*Task brief*
Search the material for "class" and show all lines that contain it.
──────
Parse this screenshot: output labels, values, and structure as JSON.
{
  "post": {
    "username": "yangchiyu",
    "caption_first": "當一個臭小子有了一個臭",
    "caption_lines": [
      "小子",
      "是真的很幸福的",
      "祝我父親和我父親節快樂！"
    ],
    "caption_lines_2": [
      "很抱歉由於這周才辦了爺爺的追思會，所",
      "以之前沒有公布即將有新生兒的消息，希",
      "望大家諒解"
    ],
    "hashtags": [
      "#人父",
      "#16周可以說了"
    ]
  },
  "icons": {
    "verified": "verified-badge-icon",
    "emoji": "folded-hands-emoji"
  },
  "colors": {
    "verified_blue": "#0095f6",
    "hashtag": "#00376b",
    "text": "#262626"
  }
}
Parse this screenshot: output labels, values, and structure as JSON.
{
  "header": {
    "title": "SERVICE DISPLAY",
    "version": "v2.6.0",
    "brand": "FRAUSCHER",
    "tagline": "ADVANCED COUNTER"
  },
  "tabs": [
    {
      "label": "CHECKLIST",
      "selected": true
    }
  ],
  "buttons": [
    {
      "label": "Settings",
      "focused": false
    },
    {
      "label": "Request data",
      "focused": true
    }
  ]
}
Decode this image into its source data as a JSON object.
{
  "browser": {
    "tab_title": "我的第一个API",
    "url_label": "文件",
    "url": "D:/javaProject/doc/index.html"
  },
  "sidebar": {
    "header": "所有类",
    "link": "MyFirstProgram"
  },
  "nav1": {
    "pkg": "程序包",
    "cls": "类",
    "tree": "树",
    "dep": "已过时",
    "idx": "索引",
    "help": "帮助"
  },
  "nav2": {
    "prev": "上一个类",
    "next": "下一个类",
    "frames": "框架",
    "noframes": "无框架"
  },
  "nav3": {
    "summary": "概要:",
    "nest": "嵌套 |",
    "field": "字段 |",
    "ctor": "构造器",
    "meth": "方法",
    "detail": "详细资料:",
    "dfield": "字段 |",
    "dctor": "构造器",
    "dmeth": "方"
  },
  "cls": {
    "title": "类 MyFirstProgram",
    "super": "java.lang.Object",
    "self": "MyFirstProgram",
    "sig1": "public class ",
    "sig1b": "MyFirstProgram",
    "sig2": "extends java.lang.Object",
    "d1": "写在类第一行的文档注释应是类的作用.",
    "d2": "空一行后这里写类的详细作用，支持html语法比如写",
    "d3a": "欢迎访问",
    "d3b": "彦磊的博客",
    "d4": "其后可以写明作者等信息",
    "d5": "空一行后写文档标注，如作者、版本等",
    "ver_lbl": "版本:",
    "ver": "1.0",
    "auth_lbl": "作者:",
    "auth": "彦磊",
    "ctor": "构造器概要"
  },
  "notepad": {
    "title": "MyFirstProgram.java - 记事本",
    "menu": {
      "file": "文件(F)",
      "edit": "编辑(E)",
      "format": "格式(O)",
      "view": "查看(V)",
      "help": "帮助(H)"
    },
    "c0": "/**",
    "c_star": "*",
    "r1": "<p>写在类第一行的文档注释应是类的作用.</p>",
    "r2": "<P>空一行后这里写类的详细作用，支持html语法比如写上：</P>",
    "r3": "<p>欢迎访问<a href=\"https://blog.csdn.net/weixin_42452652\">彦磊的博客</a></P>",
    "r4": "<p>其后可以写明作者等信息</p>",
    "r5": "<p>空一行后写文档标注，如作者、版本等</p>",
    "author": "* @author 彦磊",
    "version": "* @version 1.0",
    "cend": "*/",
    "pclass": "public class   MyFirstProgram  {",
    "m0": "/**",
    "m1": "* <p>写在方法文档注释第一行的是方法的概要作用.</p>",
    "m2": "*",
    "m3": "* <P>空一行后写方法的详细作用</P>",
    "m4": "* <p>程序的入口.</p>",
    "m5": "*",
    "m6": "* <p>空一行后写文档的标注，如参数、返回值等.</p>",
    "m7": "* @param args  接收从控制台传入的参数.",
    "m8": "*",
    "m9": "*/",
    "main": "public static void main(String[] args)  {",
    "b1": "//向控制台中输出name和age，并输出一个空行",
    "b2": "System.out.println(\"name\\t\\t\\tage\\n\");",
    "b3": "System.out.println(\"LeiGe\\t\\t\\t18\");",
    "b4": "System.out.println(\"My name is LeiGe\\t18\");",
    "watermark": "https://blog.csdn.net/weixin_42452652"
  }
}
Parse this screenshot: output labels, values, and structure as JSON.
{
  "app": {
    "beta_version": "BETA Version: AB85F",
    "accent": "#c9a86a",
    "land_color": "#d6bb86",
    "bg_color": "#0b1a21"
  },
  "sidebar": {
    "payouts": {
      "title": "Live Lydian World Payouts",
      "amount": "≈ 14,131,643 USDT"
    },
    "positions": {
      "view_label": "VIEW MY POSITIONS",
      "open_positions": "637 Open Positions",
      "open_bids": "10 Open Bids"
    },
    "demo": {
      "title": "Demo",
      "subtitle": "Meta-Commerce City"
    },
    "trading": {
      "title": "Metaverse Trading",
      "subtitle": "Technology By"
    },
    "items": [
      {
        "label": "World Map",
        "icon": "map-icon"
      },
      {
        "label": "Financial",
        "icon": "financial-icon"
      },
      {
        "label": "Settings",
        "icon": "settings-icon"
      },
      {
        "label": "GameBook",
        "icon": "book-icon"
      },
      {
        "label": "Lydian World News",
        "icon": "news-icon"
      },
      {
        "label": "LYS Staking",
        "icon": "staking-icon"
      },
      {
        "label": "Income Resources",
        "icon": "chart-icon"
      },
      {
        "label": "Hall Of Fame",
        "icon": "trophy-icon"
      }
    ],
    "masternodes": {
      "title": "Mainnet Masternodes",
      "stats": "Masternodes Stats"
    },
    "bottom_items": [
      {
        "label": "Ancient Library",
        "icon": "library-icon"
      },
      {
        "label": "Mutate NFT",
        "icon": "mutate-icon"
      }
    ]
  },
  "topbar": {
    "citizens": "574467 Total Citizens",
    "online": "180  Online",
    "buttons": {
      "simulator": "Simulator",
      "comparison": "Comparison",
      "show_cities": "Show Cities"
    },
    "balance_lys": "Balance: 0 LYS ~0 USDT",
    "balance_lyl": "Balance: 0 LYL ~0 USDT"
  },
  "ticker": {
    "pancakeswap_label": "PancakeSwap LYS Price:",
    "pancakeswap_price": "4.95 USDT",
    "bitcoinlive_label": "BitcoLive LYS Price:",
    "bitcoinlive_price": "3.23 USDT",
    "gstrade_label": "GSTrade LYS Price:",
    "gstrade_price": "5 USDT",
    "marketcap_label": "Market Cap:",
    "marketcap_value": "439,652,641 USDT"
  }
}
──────
*Reply*
    "sig1": "public class ",
    "pclass": "public class   MyFirstProgram  {",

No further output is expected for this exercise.